AVAILABLE DATA
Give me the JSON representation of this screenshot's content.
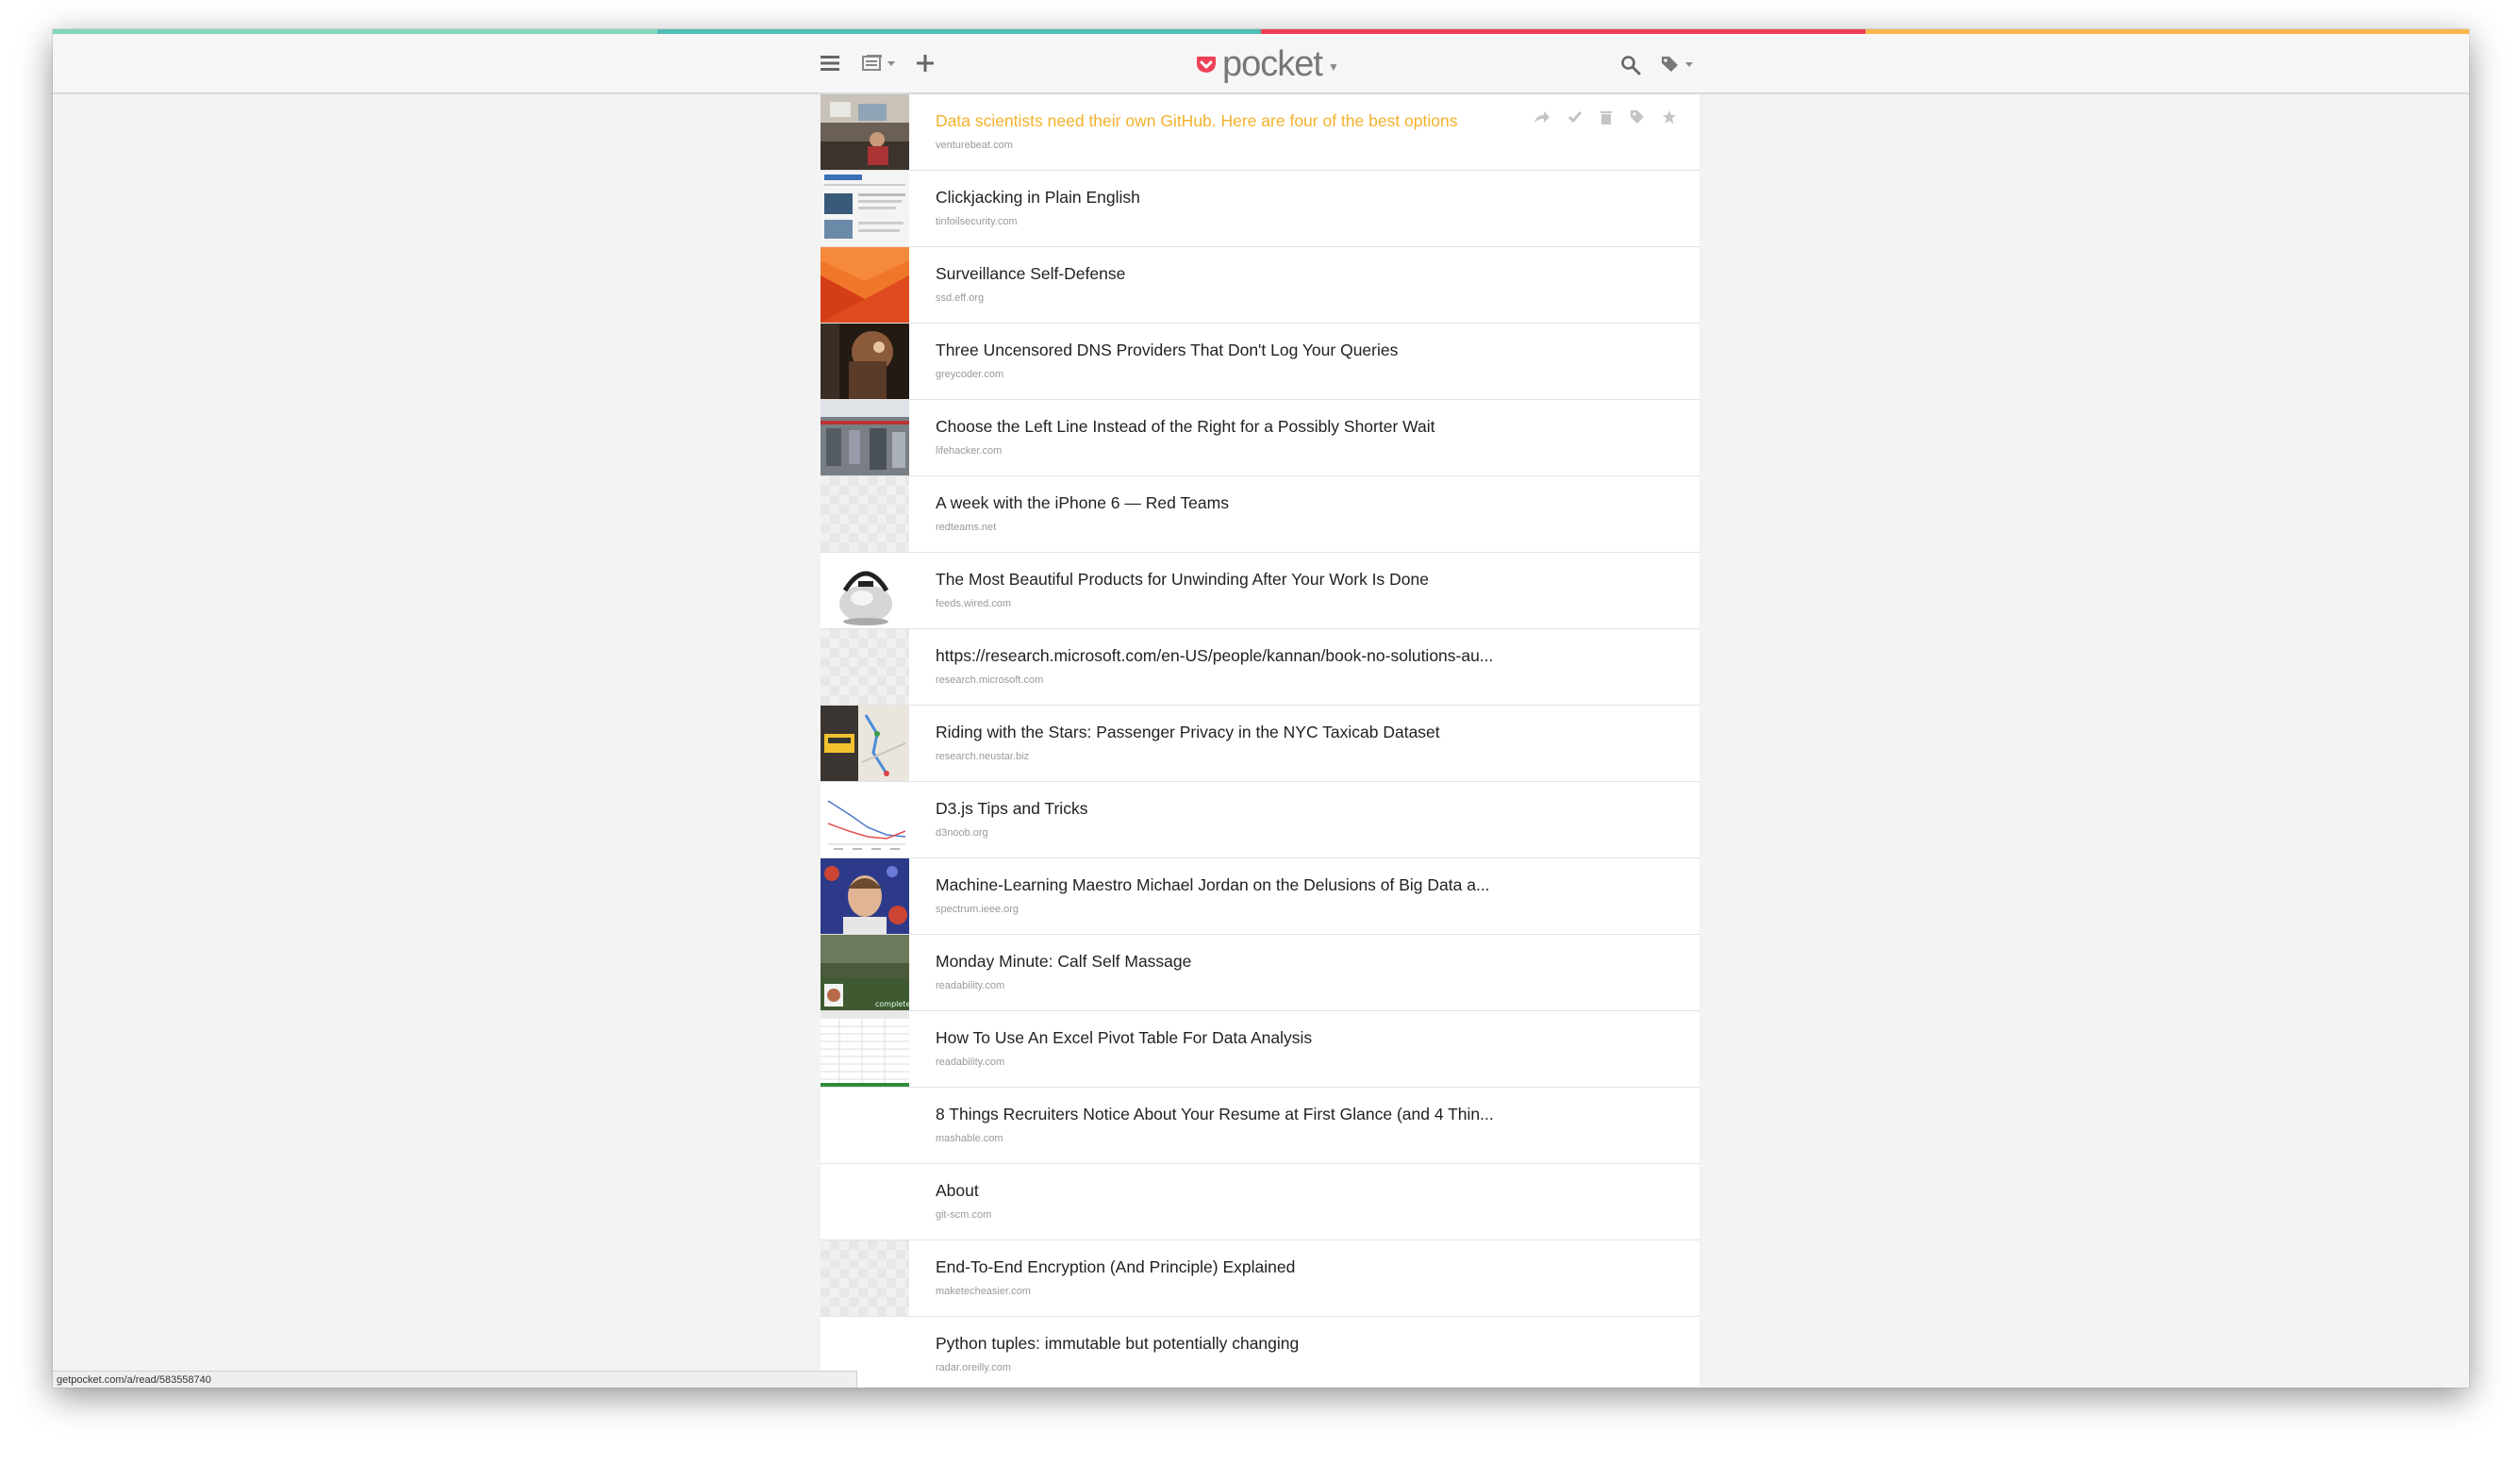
{
  "app": {
    "logo_text": "pocket"
  },
  "colors": {
    "stripe": [
      "#83d6ba",
      "#50bcb6",
      "#ef4056",
      "#fcb64c"
    ],
    "accent_title": "#f3b12a",
    "logo_red": "#ee4056"
  },
  "toolbar": {
    "icons": [
      "menu-icon",
      "list-view-icon",
      "add-icon",
      "search-icon",
      "tag-icon"
    ]
  },
  "items": [
    {
      "title": "Data scientists need their own GitHub. Here are four of the best options",
      "domain": "venturebeat.com",
      "thumb": "photo-office",
      "active": true
    },
    {
      "title": "Clickjacking in Plain English",
      "domain": "tinfoilsecurity.com",
      "thumb": "screenshot-web"
    },
    {
      "title": "Surveillance Self-Defense",
      "domain": "ssd.eff.org",
      "thumb": "orange-graphic"
    },
    {
      "title": "Three Uncensored DNS Providers That Don't Log Your Queries",
      "domain": "greycoder.com",
      "thumb": "photo-dark"
    },
    {
      "title": "Choose the Left Line Instead of the Right for a Possibly Shorter Wait",
      "domain": "lifehacker.com",
      "thumb": "photo-store"
    },
    {
      "title": "A week with the iPhone 6 — Red Teams",
      "domain": "redteams.net",
      "thumb": "placeholder"
    },
    {
      "title": "The Most Beautiful Products for Unwinding After Your Work Is Done",
      "domain": "feeds.wired.com",
      "thumb": "kettle"
    },
    {
      "title": "https://research.microsoft.com/en-US/people/kannan/book-no-solutions-au...",
      "domain": "research.microsoft.com",
      "thumb": "placeholder"
    },
    {
      "title": "Riding with the Stars: Passenger Privacy in the NYC Taxicab Dataset",
      "domain": "research.neustar.biz",
      "thumb": "taxi-map"
    },
    {
      "title": "D3.js Tips and Tricks",
      "domain": "d3noob.org",
      "thumb": "line-chart"
    },
    {
      "title": "Machine-Learning Maestro Michael Jordan on the Delusions of Big Data a...",
      "domain": "spectrum.ieee.org",
      "thumb": "portrait"
    },
    {
      "title": "Monday Minute: Calf Self Massage",
      "domain": "readability.com",
      "thumb": "field-photo"
    },
    {
      "title": "How To Use An Excel Pivot Table For Data Analysis",
      "domain": "readability.com",
      "thumb": "spreadsheet"
    },
    {
      "title": "8 Things Recruiters Notice About Your Resume at First Glance (and 4 Thin...",
      "domain": "mashable.com",
      "thumb": "blank"
    },
    {
      "title": "About",
      "domain": "git-scm.com",
      "thumb": "blank"
    },
    {
      "title": "End-To-End Encryption (And Principle) Explained",
      "domain": "maketecheasier.com",
      "thumb": "placeholder"
    },
    {
      "title": "Python tuples: immutable but potentially changing",
      "domain": "radar.oreilly.com",
      "thumb": "blank"
    }
  ],
  "statusbar": {
    "url": "getpocket.com/a/read/583558740"
  }
}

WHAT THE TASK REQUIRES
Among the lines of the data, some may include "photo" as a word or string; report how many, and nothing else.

WRITTEN ANSWER
4